Yet, for all the Catalan’s experience, Valdés is not without fault. The stopper made a number of high-profile errors during his time at Barça, including a mistake to gift Angel Di María a goal in the 2012 Supercopa against Real Madrid. One replayed the world over. Valdés is also vulnerable to pressure under the high-ball – unsurprising for a player school in La Liga and just six feet tall.
United could yet look to acquire a replacement, although there are few stoppers available to match De Gea’s quality. Tottenham Hotspur’s Hugo Lloris has enjoyed another fine season in north London, with a consistency of performance and the protection of a lengthy contract that will enable Spurs to demand a fee in excess of £20 million. However, the 28-year-old is reportedly desperate to secure Champions League football three years after he joined the Londoners from Olympique Lyonnais.
Lloris is unlikely to achieve that goal with Spurs next season. Little wonder manager Mauricio Pochettino recently moved to deny that his player is unhappy. Yet, for all Lloris’ experience and quality, the Frenchman’s distribution with his feet is concerning – an area where Van Gaal’s possession-based game demands much from a ‘keeper. It is a fault on which to ponder.
Also in London the aforementioned Čech is available after falling behind Thibaut Courtois in the Blues’ pecking order. While manager José Mourninho has promised Cech his choice of destination it is a theory yet to be tested with a bid from a key rival for next season’s Premier League title. There is certain to be interest from other domestic clubs, including Liverpool and Arsenal, with Čech’s fee likely to be in the £10 million range for a player who is still only 33. Čech’s performances became more erratic after he suffering a fractured skill against Reading in 2006, although the Czech Republic international secured a dubious nomination for the PFA Team of the Year last season.
In Spain Real Madrid’s Keylor Navas could be available, with the Costa Rican international appearing on just 10 occasions for Los Merengues this season. Even if Iker Casillas is finally, mercifully, released after a long walk into mediocrity, Navas is likely to face the prospect of keeping De Gea’s bench warm next season. Or Čech’s. Either way, it has been a tough campaign for the 28-year-old former Levante player who was outstanding at last summer’s World Cup. Navas was voted La Liga’s Best Goalkeeper in 14 prompting a €10 million move to Madrid. After 12 long months it may be time to move on once more.
Barcelona’s young reserve Marc-André ter Stegen might also be available. Despite promising much, after a summer 2014 move to the Catalan giants, ter Stegen is yet to break into the team ahead of Claudio Bravo. Meanwhile, 23-year-old Bernd Leno has enjoyed a fine season in Bundesliga with Bayer Leverkusen. Not that United would gamble on a young ‘keeper!

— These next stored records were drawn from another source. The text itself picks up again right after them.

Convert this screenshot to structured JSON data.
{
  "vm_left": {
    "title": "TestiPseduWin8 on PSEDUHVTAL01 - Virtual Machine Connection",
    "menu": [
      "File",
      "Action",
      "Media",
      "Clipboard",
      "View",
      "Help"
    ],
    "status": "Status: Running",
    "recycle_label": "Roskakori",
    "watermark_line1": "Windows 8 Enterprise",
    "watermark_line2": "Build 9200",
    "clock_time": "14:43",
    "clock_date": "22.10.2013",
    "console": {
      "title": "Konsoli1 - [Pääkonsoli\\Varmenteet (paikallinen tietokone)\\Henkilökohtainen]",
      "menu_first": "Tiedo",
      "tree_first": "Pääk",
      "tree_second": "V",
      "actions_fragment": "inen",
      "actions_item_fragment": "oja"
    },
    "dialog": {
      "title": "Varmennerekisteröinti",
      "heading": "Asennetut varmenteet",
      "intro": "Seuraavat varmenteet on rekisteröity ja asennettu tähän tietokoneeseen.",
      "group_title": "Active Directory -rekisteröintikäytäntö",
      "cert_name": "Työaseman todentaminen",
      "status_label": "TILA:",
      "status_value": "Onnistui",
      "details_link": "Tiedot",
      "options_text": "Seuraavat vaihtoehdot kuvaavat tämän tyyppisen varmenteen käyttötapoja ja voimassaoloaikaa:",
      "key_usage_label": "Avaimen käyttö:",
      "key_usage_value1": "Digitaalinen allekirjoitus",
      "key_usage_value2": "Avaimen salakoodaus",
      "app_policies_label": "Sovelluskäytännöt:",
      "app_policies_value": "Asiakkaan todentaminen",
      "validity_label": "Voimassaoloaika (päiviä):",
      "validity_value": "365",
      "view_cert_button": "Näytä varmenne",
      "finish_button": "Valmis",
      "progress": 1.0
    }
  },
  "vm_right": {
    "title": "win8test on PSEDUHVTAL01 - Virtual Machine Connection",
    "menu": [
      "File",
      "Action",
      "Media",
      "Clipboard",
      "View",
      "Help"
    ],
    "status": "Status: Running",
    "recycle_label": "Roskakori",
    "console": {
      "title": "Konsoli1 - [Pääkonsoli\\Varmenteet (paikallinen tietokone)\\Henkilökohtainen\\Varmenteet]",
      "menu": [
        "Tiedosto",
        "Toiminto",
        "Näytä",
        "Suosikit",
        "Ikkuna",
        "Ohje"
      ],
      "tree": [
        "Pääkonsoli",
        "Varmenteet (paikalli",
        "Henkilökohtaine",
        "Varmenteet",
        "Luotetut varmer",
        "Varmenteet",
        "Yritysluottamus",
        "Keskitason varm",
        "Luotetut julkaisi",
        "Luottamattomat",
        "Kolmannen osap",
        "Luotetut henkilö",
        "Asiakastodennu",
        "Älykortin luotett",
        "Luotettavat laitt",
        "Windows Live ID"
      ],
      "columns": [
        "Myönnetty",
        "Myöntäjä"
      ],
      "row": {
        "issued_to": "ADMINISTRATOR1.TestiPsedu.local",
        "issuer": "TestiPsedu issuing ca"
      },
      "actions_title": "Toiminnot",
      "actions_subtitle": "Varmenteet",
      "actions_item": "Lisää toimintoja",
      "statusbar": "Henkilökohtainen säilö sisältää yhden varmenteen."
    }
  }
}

Elsewhere, and probably only in a fit of desperation, United could look to a clutch of experienced stoppers around Europe, including Internazionale’s Samir Handanovic, Bayern Munich’s bench-warming Pepe Reina, AC Milan’s Diego López, and Hamburg’s René Adler.
Yet, in compiling any list, it is clear that there are few options for United to retain parity in the goalkeeping department. Not unless the unequivocally unavailability of Courtois and Bayern Munich’s outstanding Manuel Neuer changes this summer.
It is a somber thought as De Gea plays out the end game in a long-running strategy to join Madrid; one that United can only block by forcing the player to remain for a further season. In that scenario a new contract may yet be signed, if only to offer De Gea a handsome final pay-off, and the Reds some leverage next summer. Few doubt the player’s destination of choice though.